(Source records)
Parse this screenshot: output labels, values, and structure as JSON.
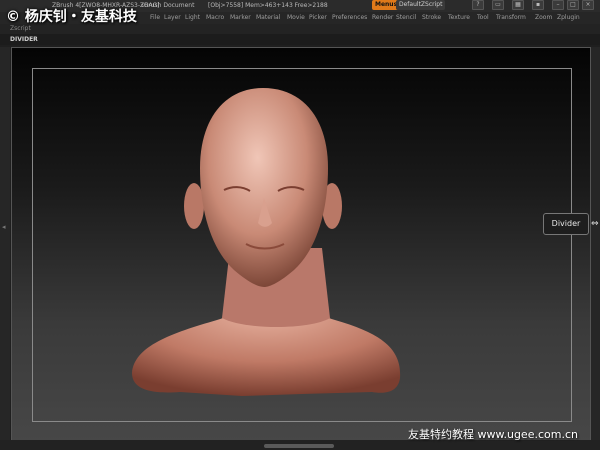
{
  "titlebar": {
    "app": "ZBrush 4[ZWO8-MHXR-AZS3-3GAG]",
    "document": "ZBrush Document",
    "obj": "[Obj>7558] Mem>463+143 Free>2188",
    "menus": "Menus",
    "script": "DefaultZScript"
  },
  "menubar": {
    "items": [
      "File",
      "Layer",
      "Light",
      "Macro",
      "Marker",
      "Material",
      "Movie",
      "Picker",
      "Preferences",
      "Render",
      "Stencil",
      "Stroke",
      "Texture",
      "Tool",
      "Transform",
      "Zoom",
      "Zplugin"
    ]
  },
  "subbar": {
    "label": "Zscript"
  },
  "tabbar": {
    "label": "DIVIDER"
  },
  "tooltip": {
    "text": "Divider"
  },
  "watermark": {
    "top_left": "© 杨庆钊・友基科技",
    "bottom_right": "友基特约教程 www.ugee.com.cn"
  },
  "colors": {
    "accent": "#e07a1a",
    "skin": "#c98a76"
  }
}
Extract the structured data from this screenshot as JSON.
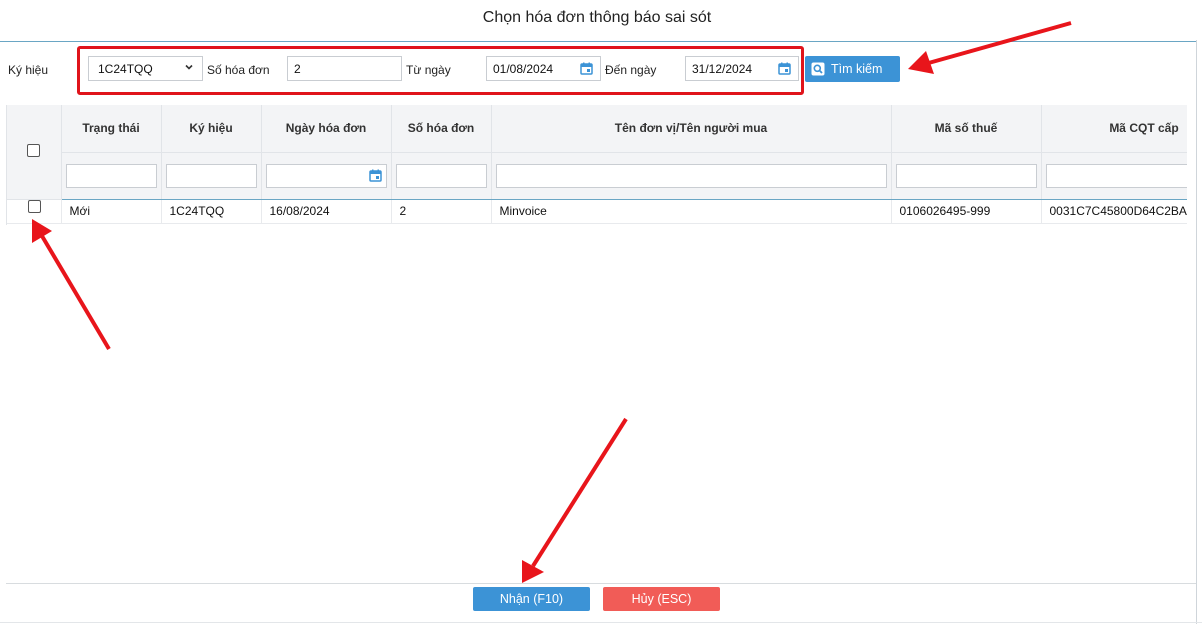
{
  "dialog": {
    "title": "Chọn hóa đơn thông báo sai sót"
  },
  "filters": {
    "symbol_label": "Ký hiệu",
    "symbol_value": "1C24TQQ",
    "invoice_no_label": "Số hóa đơn",
    "invoice_no_value": "2",
    "from_date_label": "Từ ngày",
    "from_date_value": "01/08/2024",
    "to_date_label": "Đến ngày",
    "to_date_value": "31/12/2024",
    "search_label": "Tìm kiếm"
  },
  "table": {
    "columns": [
      "Trạng thái",
      "Ký hiệu",
      "Ngày hóa đơn",
      "Số hóa đơn",
      "Tên đơn vị/Tên người mua",
      "Mã số thuế",
      "Mã CQT cấp"
    ],
    "rows": [
      [
        "Mới",
        "1C24TQQ",
        "16/08/2024",
        "2",
        "Minvoice",
        "0106026495-999",
        "0031C7C45800D64C2BA"
      ]
    ]
  },
  "footer": {
    "ok_label": "Nhận (F10)",
    "cancel_label": "Hủy (ESC)"
  },
  "colors": {
    "accent": "#3c93d6",
    "danger": "#f15c57",
    "annotation": "#e0141b"
  }
}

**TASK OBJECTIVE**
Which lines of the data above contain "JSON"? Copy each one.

**RESPONSE AREA**
Parse this screenshot: output labels, values, and structure as JSON.
Extract the structured data from this screenshot as JSON.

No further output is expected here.